VANCOUVER, Jan. 7. - (CP) - The keys to the strong box holding untold wealth in Northern British Columbia may be in the hands of the United States.
The slumbering giant, the BC northland, is stirring, and Canada may ask the U.S. for corridors to open new gateways to the sea through the Alaska Panhandle.
Door to Treasure Land.
The corridors would open the way for development of a fabulous treasure land of minerals, power and timber areas.
Canadian industrial and mining interests are behind the proposals for several corridors to provide access to deep-sea ports on the Pacific.
The plan has been discussed in Ottawa and Washington.
The executive of the BC and Yukon Chamber of Mines backs the idea, supporting industrial and mining interests.
Governor B. Frank Heintzleman of Alaska is interested. He will make recommendations when he attends a conference in Washington later this month.
For the territory, Frobisher Ltd., an exploration and development company with world-wide chemical and metallurgical interests, has suggested a staggering scheme that would rewrite the northland pages in geography books.
It involves moving three towns, re-routing the Alaska Highway, and shifting the White Pass-Yukon Railway.
The plan, with an estimated cost of more than $1,000,000,000, would lay the base for the world's largest chemical and metallurgical industry.
Covering 17,000 square miles, and three lakes emptying into the Yukon river and a hydro potential of 5,000,000 horsepower, it dwarfs a somewhat similar proposal by the Aluminum Company of America, shrugged off by the Canadian Government.
Many Stake Claims.
A number of companies have staked claims to what are believed vast copper fields in the area.
Frobisher men staked 72 claims on a copper deposit 4,000 feet long, 100 feet wide. Granby Mining, Smelting and Power Company has staked

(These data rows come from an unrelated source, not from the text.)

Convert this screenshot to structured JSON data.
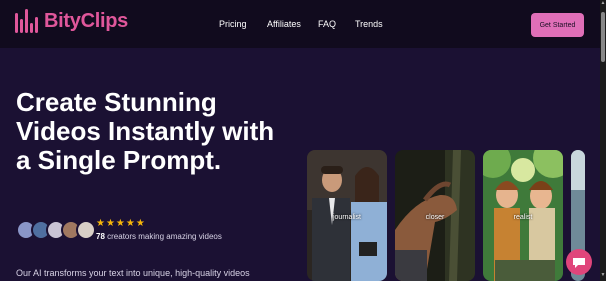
{
  "brand": {
    "name": "BityClips"
  },
  "nav": {
    "links": [
      "Pricing",
      "Affiliates",
      "FAQ",
      "Trends"
    ]
  },
  "cta": {
    "label": "Get Started"
  },
  "hero": {
    "headline": "Create Stunning Videos Instantly with a Single Prompt.",
    "rating_stars": "★★★★★",
    "creators_count": "78",
    "creators_text": " creators making amazing videos",
    "subtext": "Our AI transforms your text into unique, high-quality videos"
  },
  "cards": [
    {
      "label": "journalist"
    },
    {
      "label": "closer"
    },
    {
      "label": "realist"
    }
  ],
  "colors": {
    "brand": "#e0579b",
    "cta": "#e06fb8",
    "background": "#1b1133",
    "navbar": "#110b1e",
    "stars": "#f5b50a"
  },
  "icons": {
    "chat": "chat-icon"
  }
}
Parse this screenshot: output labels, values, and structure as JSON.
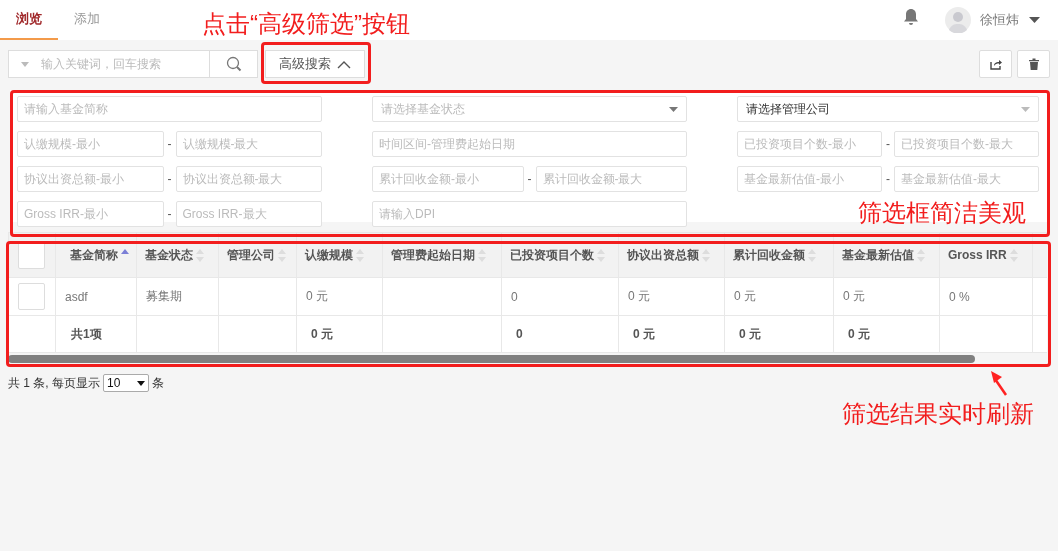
{
  "header": {
    "tabs": [
      {
        "label": "浏览",
        "selected": true
      },
      {
        "label": "添加",
        "selected": false
      }
    ],
    "user": {
      "name": "徐恒炜"
    }
  },
  "toolbar": {
    "search": {
      "placeholder": "输入关键词，回车搜索"
    },
    "advanced_button": {
      "label": "高级搜索",
      "expanded": true
    }
  },
  "filters": {
    "rows": [
      [
        {
          "kind": "text",
          "placeholder": "请输入基金简称"
        },
        {
          "kind": "select",
          "placeholder": "请选择基金状态"
        },
        {
          "kind": "select",
          "value": "请选择管理公司"
        }
      ],
      [
        {
          "kind": "range",
          "fields": [
            {
              "placeholder": "认缴规模-最小"
            },
            {
              "placeholder": "认缴规模-最大"
            }
          ],
          "separator": "-"
        },
        {
          "kind": "text",
          "placeholder": "时间区间-管理费起始日期"
        },
        {
          "kind": "range",
          "fields": [
            {
              "placeholder": "已投资项目个数-最小"
            },
            {
              "placeholder": "已投资项目个数-最大"
            }
          ],
          "separator": "-"
        }
      ],
      [
        {
          "kind": "range",
          "fields": [
            {
              "placeholder": "协议出资总额-最小"
            },
            {
              "placeholder": "协议出资总额-最大"
            }
          ],
          "separator": "-"
        },
        {
          "kind": "range",
          "fields": [
            {
              "placeholder": "累计回收金额-最小"
            },
            {
              "placeholder": "累计回收金额-最大"
            }
          ],
          "separator": "-"
        },
        {
          "kind": "range",
          "fields": [
            {
              "placeholder": "基金最新估值-最小"
            },
            {
              "placeholder": "基金最新估值-最大"
            }
          ],
          "separator": "-"
        }
      ],
      [
        {
          "kind": "range",
          "fields": [
            {
              "placeholder": "Gross IRR-最小"
            },
            {
              "placeholder": "Gross IRR-最大"
            }
          ],
          "separator": "-"
        },
        {
          "kind": "text",
          "placeholder": "请输入DPI"
        }
      ]
    ]
  },
  "table": {
    "all_checked": false,
    "columns": [
      {
        "label": "基金简称",
        "sorted": true
      },
      {
        "label": "基金状态",
        "sorted": false
      },
      {
        "label": "管理公司",
        "sorted": false
      },
      {
        "label": "认缴规模",
        "sorted": false
      },
      {
        "label": "管理费起始日期",
        "sorted": false
      },
      {
        "label": "已投资项目个数",
        "sorted": false
      },
      {
        "label": "协议出资总额",
        "sorted": false
      },
      {
        "label": "累计回收金额",
        "sorted": false
      },
      {
        "label": "基金最新估值",
        "sorted": false
      },
      {
        "label": "Gross IRR",
        "sorted": false
      }
    ],
    "rows": [
      {
        "checked": false,
        "name": "asdf",
        "status": "募集期",
        "committed": "0 元",
        "projects": "0",
        "agreed": "0 元",
        "recovered": "0 元",
        "valuation": "0 元",
        "gross_irr": "0 %"
      }
    ],
    "summary": {
      "name": "共1项",
      "committed": "0 元",
      "projects": "0",
      "agreed": "0 元",
      "recovered": "0 元",
      "valuation": "0 元"
    }
  },
  "pagination": {
    "total_text": "共 1 条, 每页显示",
    "page_size": "10",
    "unit": "条"
  },
  "annotations": {
    "button_note": "点击“高级筛选”按钮",
    "filter_note": "筛选框简洁美观",
    "table_note": "筛选结果实时刷新"
  }
}
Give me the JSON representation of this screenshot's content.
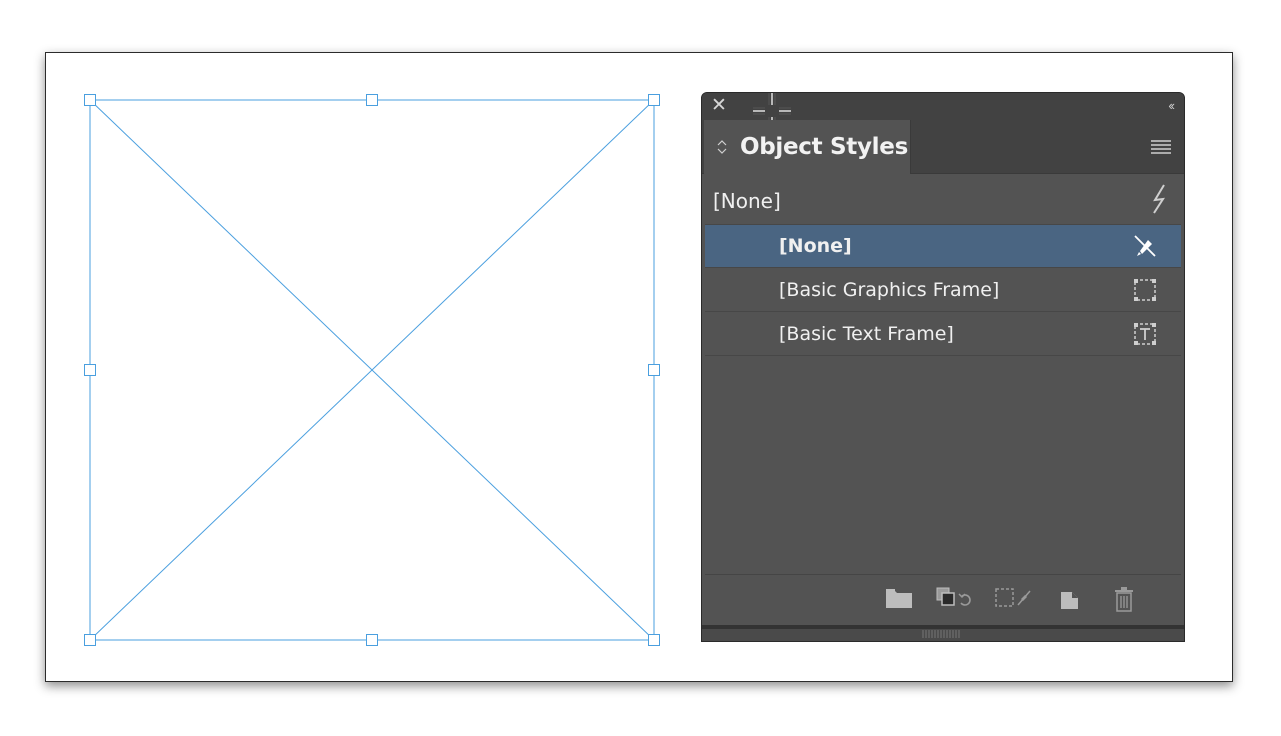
{
  "panel": {
    "title": "Object Styles",
    "default_style": "[None]",
    "styles": [
      {
        "label": "[None]",
        "selected": true,
        "icon": "pen-slash-icon"
      },
      {
        "label": "[Basic Graphics Frame]",
        "selected": false,
        "icon": "graphics-frame-icon"
      },
      {
        "label": "[Basic Text Frame]",
        "selected": false,
        "icon": "text-frame-icon"
      }
    ],
    "footer_icons": [
      "new-folder-icon",
      "clear-overrides-icon",
      "clear-attributes-icon",
      "new-style-icon",
      "trash-icon"
    ]
  },
  "colors": {
    "selection": "#4a9fdf",
    "panel_bg": "#535353",
    "selected_row": "#4a6582"
  }
}
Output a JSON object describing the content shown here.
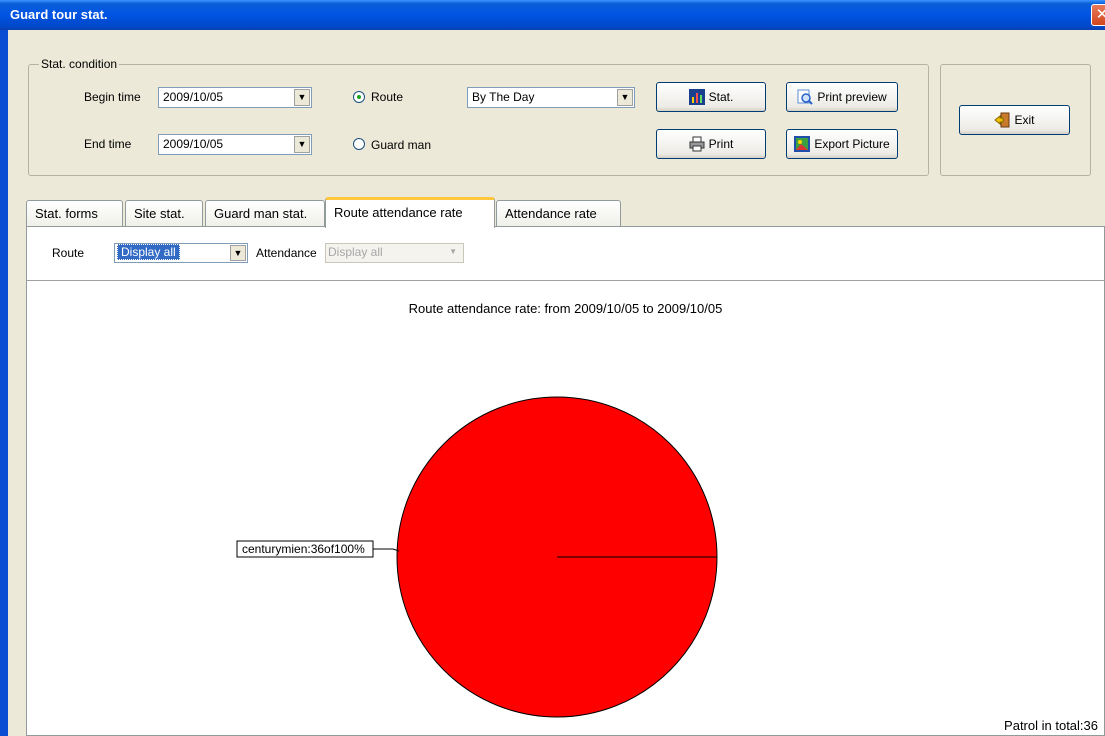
{
  "window": {
    "title": "Guard tour stat."
  },
  "condition": {
    "legend": "Stat. condition",
    "begin_label": "Begin time",
    "begin_value": "2009/10/05",
    "end_label": "End time",
    "end_value": "2009/10/05",
    "route_label": "Route",
    "guard_label": "Guard man",
    "selected_mode": "Route",
    "period_value": "By The Day"
  },
  "buttons": {
    "stat": "Stat.",
    "print_preview": "Print preview",
    "print": "Print",
    "export_picture": "Export Picture",
    "exit": "Exit"
  },
  "tabs": [
    {
      "label": "Stat. forms"
    },
    {
      "label": "Site stat."
    },
    {
      "label": "Guard man stat."
    },
    {
      "label": "Route attendance rate"
    },
    {
      "label": "Attendance rate"
    }
  ],
  "active_tab": "Route attendance rate",
  "filters": {
    "route_label": "Route",
    "route_value": "Display all",
    "attendance_label": "Attendance",
    "attendance_value": "Display all"
  },
  "chart_data": {
    "type": "pie",
    "title": "Route attendance rate:  from 2009/10/05 to 2009/10/05",
    "slices": [
      {
        "label": "centurymien:36of100%",
        "value": 100,
        "count": 36,
        "color": "#ff0000"
      }
    ]
  },
  "summary": {
    "total_label": "Patrol in total:36"
  }
}
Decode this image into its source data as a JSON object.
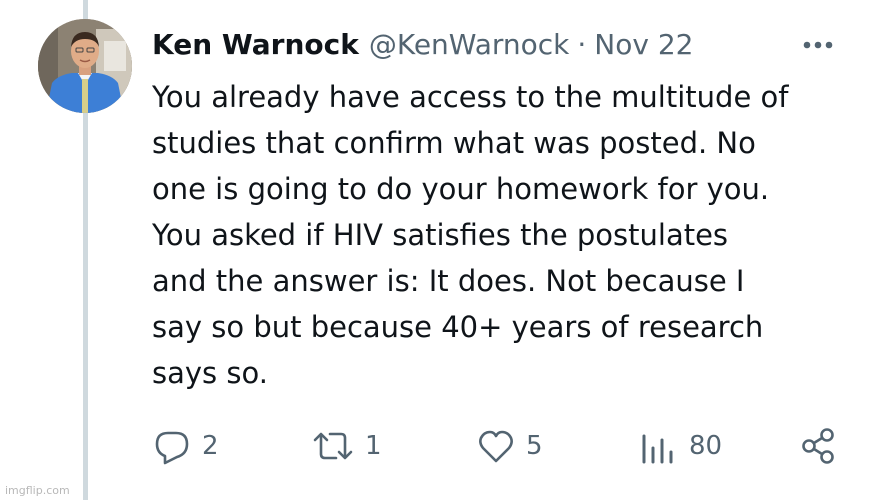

The newly-formed Cassiar Asbestos Corporation reports it has spent at least $2,000,000 opening up a property referred to as a "mountain of asbestos".
Other companies working in the area are the Conwest Exploration Co., United Keno Hill, the Hudson Bay Mining and Smelting Co, and Noranda Mines Ltd.
The Alaska Panhandle is a strip of coastland running from the territory of Alaska to within 50 miles of Prince Rupert, BC, 500 miles north of Vancouver.
Up to 50 miles wide, it is about 450 miles long and represents nearly half the coastline between the southern and northern extremities of BC.
The same regulations governing Canadians entering the United States are in force when crossing the Panhandle. Goods and supplies must be carried through in bond.
In a resolution supporting the corridors plan, the executive of the BC and Yukon Chamber of Mines drew attention to the following points:
1. It is indicated Canada, the Yukon and Alaska are on the threshold of an era of great industrial expansion and ment.
2. Rich mineral resources the Yukon and Northern BC are receiving increasing attention by some of the largest companies in Canada, the United States and Great Britain.
3. It has been stated "on good authority" the northern half of BC and the Yukon possess tremendous hydro-electric potential.
4. It is "vital" to the defence of the country and to provide a permanent and sound foundation for future industrial development that these deep-water ports and corridors be granted.
Establishment of the Alaska Panhandle boundary dates back to the turn of the century.
The United States purchased Alaska from Russia but the conditions setting forth the border were vague and open to interpretation.
During the Klondike gold rush, Canadian miners flocked across the newly-purchased U.S. territory and difficulties arose.
The dispute was referred to a six-man joint commission and present boundary lines were established.